Archive for Employment Qualifications

Casual Employment

It’s been nine months since I last wrote here. During that time, I experienced an ersatz promotion from my in-office employer. I was made Content Lead for an Eastern European division of a particular client’s training program. I was in charge of putting together their training content. Then I moved on to a Central European country’s training project, and then another. Once complete, I was assigned a South American training project. But, due to financial reasons, was told that all “casual” employees (of which I was one) had their hours cut to zero. Many full-time employees were let go permanently. It was a mass layoff. This, apparently, is common at said Casual Employer Inc.

And, so, I am once again at home, working on freelance projects and keeping my dog company. All of my children are away at college, and my home echos with their absence.

Despite my initial challenges with handling all-day, in-office employment, I miss the purpose I felt driving their each day. And I admit to enjoying the camaraderie I felt with several co-workers. My dog doesn’t like chatting, and our ideas of going out to lunch aren’t the same.

Looking for permanent employment is proving challenging this time around. I was very fortunate last time, applying for one of the first jobs I saw, and then being offered the job. Easy come, easy go. I’ll take the challenge.


Renaissance Woman

Once again, is playing fast and loose with their interpretation of “qualifications.” Although I’m flattered that they think I’m this much of a Renaissance Woman, I don’t come close to being qualified for any of these positions. Here are my suggested job applications for this week:

  • solar cell design engineer
  • material scientist chemical engineer
  • lead teacher – early childhood education/preschool
  • registered dietician
  • real estate sales associate
  • recreation assistant
  • product surveillance specialist

and, my personal favorite:

  • cryptologic linguist for the US Army
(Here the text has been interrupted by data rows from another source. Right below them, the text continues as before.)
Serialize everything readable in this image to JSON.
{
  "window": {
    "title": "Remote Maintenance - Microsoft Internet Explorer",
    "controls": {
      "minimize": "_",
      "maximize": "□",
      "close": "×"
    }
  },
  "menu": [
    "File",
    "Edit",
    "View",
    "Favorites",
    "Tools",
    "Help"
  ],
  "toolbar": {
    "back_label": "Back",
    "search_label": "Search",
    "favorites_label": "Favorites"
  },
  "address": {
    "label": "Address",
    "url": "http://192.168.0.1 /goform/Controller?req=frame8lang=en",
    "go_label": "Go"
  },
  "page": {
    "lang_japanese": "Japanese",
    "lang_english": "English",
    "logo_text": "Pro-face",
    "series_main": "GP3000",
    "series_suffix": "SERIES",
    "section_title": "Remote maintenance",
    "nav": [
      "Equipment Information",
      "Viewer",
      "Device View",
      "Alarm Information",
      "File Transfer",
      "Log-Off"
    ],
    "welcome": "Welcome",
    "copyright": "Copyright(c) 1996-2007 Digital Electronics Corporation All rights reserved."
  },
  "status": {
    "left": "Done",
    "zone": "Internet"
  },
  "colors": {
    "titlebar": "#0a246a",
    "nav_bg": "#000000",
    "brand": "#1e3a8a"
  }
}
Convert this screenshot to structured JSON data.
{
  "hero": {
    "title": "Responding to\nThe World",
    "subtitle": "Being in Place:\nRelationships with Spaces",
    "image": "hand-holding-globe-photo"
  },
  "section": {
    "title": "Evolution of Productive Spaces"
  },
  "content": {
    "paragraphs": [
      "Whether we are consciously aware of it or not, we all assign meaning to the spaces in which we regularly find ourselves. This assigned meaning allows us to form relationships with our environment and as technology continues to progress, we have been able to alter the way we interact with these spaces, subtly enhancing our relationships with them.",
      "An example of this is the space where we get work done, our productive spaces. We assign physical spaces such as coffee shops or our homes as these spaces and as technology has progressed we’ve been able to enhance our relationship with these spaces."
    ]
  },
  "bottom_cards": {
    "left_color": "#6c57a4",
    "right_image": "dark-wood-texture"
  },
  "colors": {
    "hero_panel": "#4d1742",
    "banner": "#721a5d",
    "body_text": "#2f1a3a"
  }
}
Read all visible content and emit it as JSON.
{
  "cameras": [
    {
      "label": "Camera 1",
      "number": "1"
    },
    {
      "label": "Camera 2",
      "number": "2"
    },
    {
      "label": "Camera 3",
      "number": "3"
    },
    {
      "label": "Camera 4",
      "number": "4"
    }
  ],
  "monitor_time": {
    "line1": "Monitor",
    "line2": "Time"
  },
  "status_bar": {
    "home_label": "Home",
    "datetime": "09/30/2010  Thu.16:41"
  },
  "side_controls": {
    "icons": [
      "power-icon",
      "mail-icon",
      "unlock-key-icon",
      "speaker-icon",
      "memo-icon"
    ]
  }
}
I’ve received phone calls and email messages from head hunters and job placement agencies, desperate to place me in one of their open positions. I had no idea I was so marketable! Unfortunately, the vast majority of these “offers” don’t come close to resembling jobs for which I’m qualified. It seems these humans can’t accurately assess an applicant’s qualifications any better than automated online databases such as CareerBuilder can.

Although, they may be on to something here. I am a mom. And, as such, have gathered and honed a wide variety of skills I might not otherwise have come close to. For example, when my children were younger, I worked from home and was able to spend a lot of time with them. I was their lead teacher in so many things: feeding and dressing themselves, toilet training, sharing, language skills, writing their names, creative play, and so on.  As my household’s resident material scientist chemical engineer, I was responsible for identifying mysterious chemical combinations all over the house: crayon wall murals, missed toileting opportunities, and the sippy cup full of milk left behind the couch for three days,  for starters. I also created chemical concoctions such as salt dough and slime, providing hours of play.

As a solar cell design engineer, I was responsible for calculating the amount of solar light my charges absorbed, and applying protective layers of sunblock to them as necessary. Like a registered dietician, one of my main goals was setting up menus, creating nutritious meals, and getting my kids to eat more than apple juice and Teddy Grahams. I performed the duties of recreation assistant by bringing my kids to tee-ball, playing hopscotch with them, and organizing play dates. As my household’s real estate sales associate, I assisted in coordinating the tasks involved in building a home, such as choosing flooring, exterior covering, and window types. I identified paint colors and other home improvements that would maintain the “saleability” of our home and made them happen. My skills in the product surveillance industry include maintaining the quality of my products by keeping them healthy and safe, ensuring regular visits to the family physician for product maintenance, forcing them to wear coats in the winter, and forbidding them from jumping off the shed roof. I continue honing that skill to this day, attempting to know where my products/children are at all times and not allowing them to do stupid things. (Refer to “wear coats in winter” and “shed roof” for more clarification.)

And, although I’ve never been in the US Army, I can say that I have performed the duties of cryptologic linguist innumerable times. Anyone who has tried to decipher what a two-year-old is saying will back me up on that one.

Hey, if CareerBuilder can play fast and loose with job qualifications, then I certainly can do the same with job titles.